:: Exercise goal ::
Type out each record word for word. Pictures stay out.

:: Given entries ::
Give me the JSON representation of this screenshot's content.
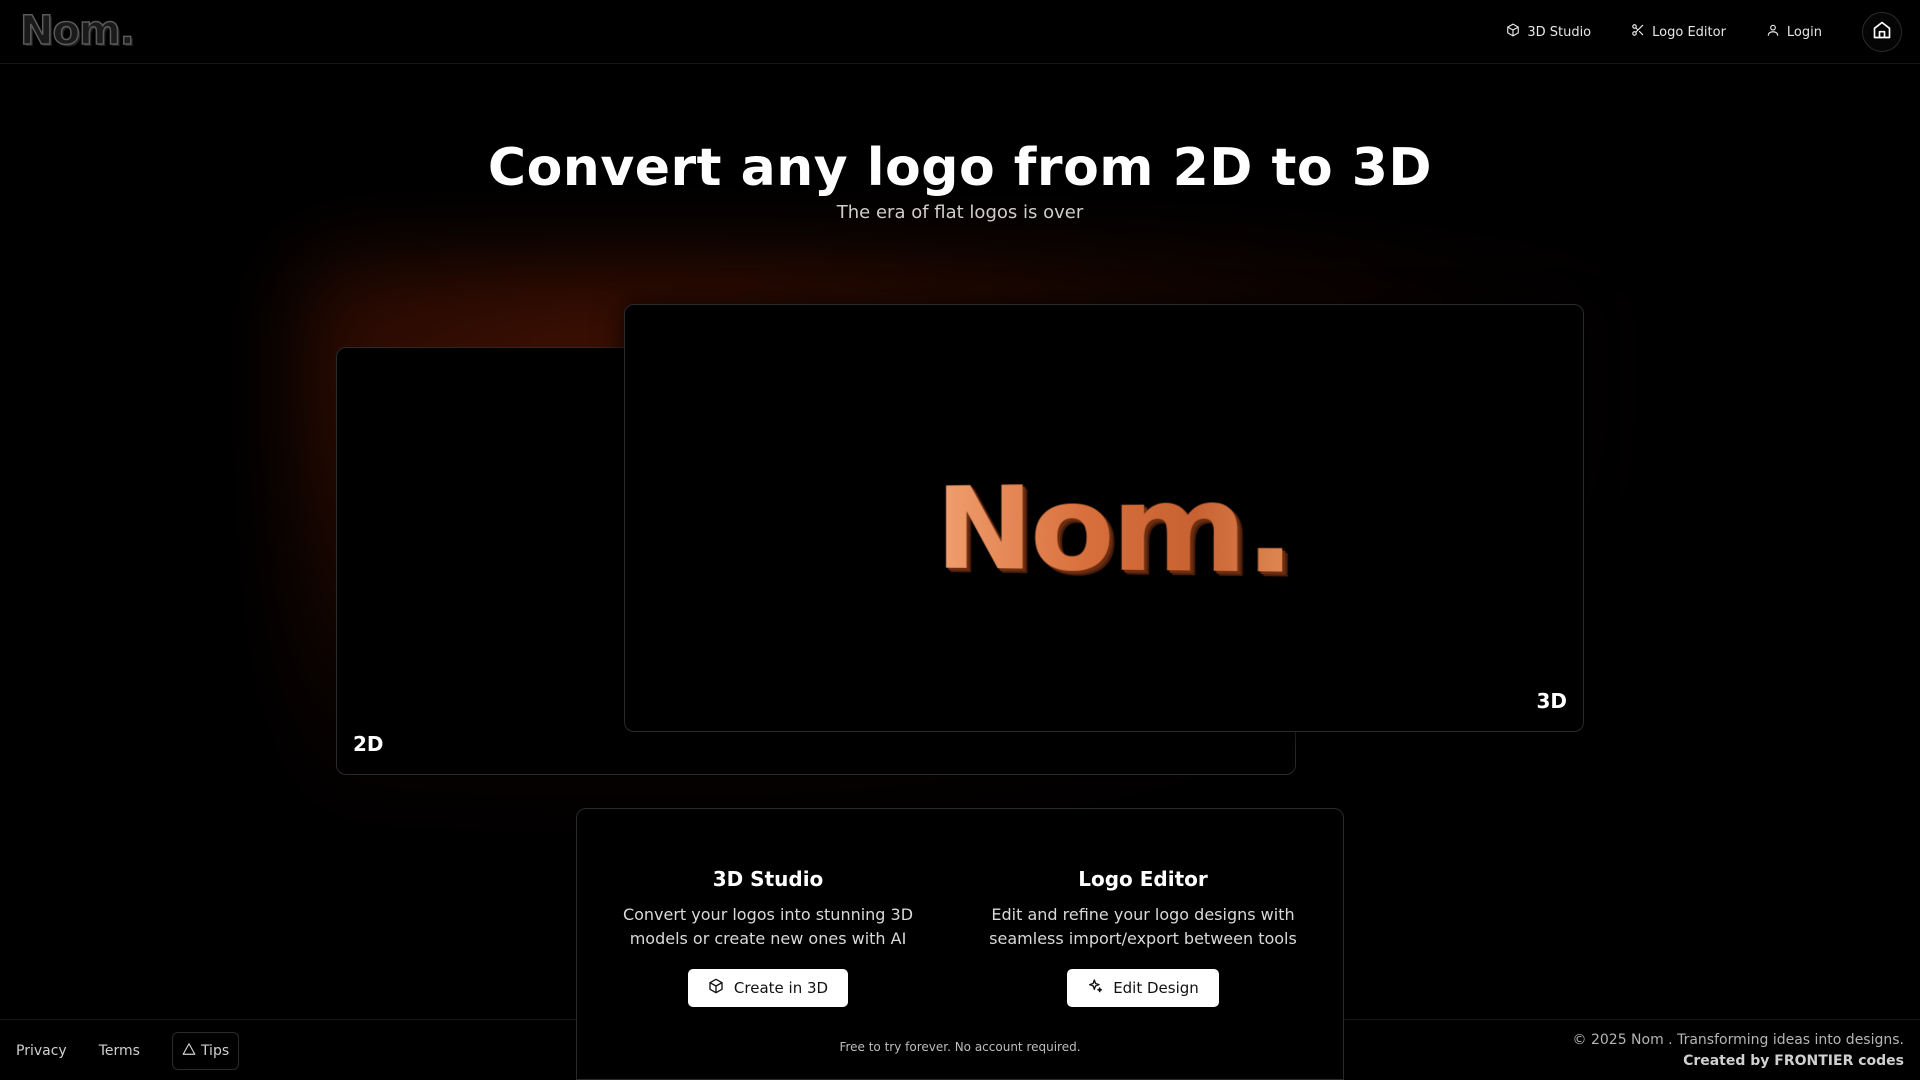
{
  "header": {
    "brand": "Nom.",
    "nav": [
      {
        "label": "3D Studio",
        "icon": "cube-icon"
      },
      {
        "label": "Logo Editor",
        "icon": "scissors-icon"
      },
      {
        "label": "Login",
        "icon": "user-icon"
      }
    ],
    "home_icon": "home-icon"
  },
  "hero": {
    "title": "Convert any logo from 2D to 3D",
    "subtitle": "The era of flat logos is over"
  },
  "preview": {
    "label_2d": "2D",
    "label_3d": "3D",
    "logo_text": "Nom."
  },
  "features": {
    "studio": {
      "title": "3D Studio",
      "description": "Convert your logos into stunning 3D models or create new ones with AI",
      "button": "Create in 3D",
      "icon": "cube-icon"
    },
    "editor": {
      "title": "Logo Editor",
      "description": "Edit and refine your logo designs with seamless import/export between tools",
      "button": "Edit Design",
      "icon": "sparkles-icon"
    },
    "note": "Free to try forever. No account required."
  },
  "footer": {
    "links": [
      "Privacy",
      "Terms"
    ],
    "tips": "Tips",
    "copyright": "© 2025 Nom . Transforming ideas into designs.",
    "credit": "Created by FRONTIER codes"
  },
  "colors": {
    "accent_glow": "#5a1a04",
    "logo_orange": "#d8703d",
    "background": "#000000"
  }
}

:: Solution to the problem ::
Give me the JSON representation of this screenshot's content.
{
  "header": {
    "brand": "Nom.",
    "nav": [
      {
        "label": "3D Studio",
        "icon": "cube-icon"
      },
      {
        "label": "Logo Editor",
        "icon": "scissors-icon"
      },
      {
        "label": "Login",
        "icon": "user-icon"
      }
    ],
    "home_icon": "home-icon"
  },
  "hero": {
    "title": "Convert any logo from 2D to 3D",
    "subtitle": "The era of flat logos is over"
  },
  "preview": {
    "label_2d": "2D",
    "label_3d": "3D",
    "logo_text": "Nom."
  },
  "features": {
    "studio": {
      "title": "3D Studio",
      "description": "Convert your logos into stunning 3D models or create new ones with AI",
      "button": "Create in 3D",
      "icon": "cube-icon"
    },
    "editor": {
      "title": "Logo Editor",
      "description": "Edit and refine your logo designs with seamless import/export between tools",
      "button": "Edit Design",
      "icon": "sparkles-icon"
    },
    "note": "Free to try forever. No account required."
  },
  "footer": {
    "links": [
      "Privacy",
      "Terms"
    ],
    "tips": "Tips",
    "copyright": "© 2025 Nom . Transforming ideas into designs.",
    "credit": "Created by FRONTIER codes"
  },
  "colors": {
    "accent_glow": "#5a1a04",
    "logo_orange": "#d8703d",
    "background": "#000000"
  }
}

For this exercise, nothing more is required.